Exercise: Count the lines below that hold "mention". Give the number without comment.

Dataset records:
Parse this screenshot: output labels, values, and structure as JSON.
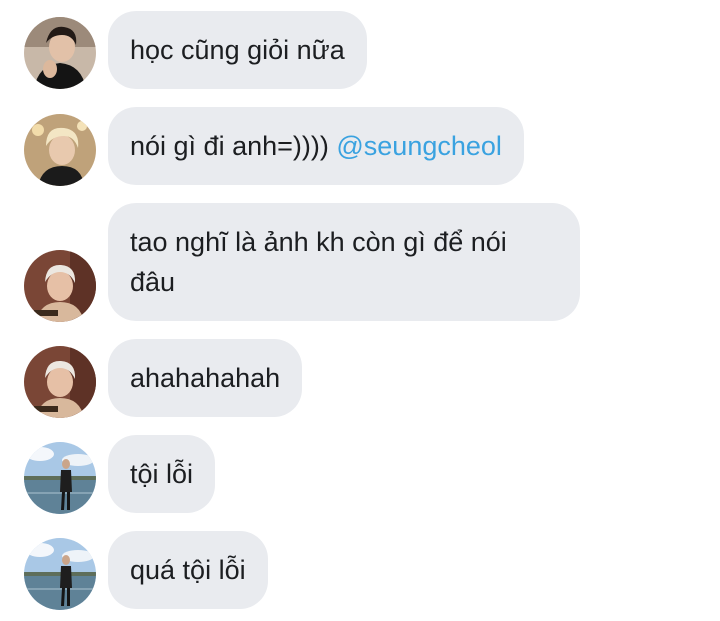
{
  "messages": [
    {
      "text": "học cũng giỏi nữa",
      "avatar": "avatar-dark-hair-man"
    },
    {
      "text": "nói gì đi anh=))))",
      "mention": "@seungcheol",
      "avatar": "avatar-blonde-man"
    },
    {
      "text": "tao nghĩ là ảnh kh còn gì để nói đâu",
      "avatar": "avatar-white-hair-man"
    },
    {
      "text": "ahahahahah",
      "avatar": "avatar-white-hair-man"
    },
    {
      "text": "tội lỗi",
      "avatar": "avatar-lakeside-man"
    },
    {
      "text": "quá tội lỗi",
      "avatar": "avatar-lakeside-man"
    }
  ],
  "colors": {
    "bubble": "#e9ebef",
    "text": "#1c1e21",
    "mention": "#3aa2e0"
  }
}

Task response: 2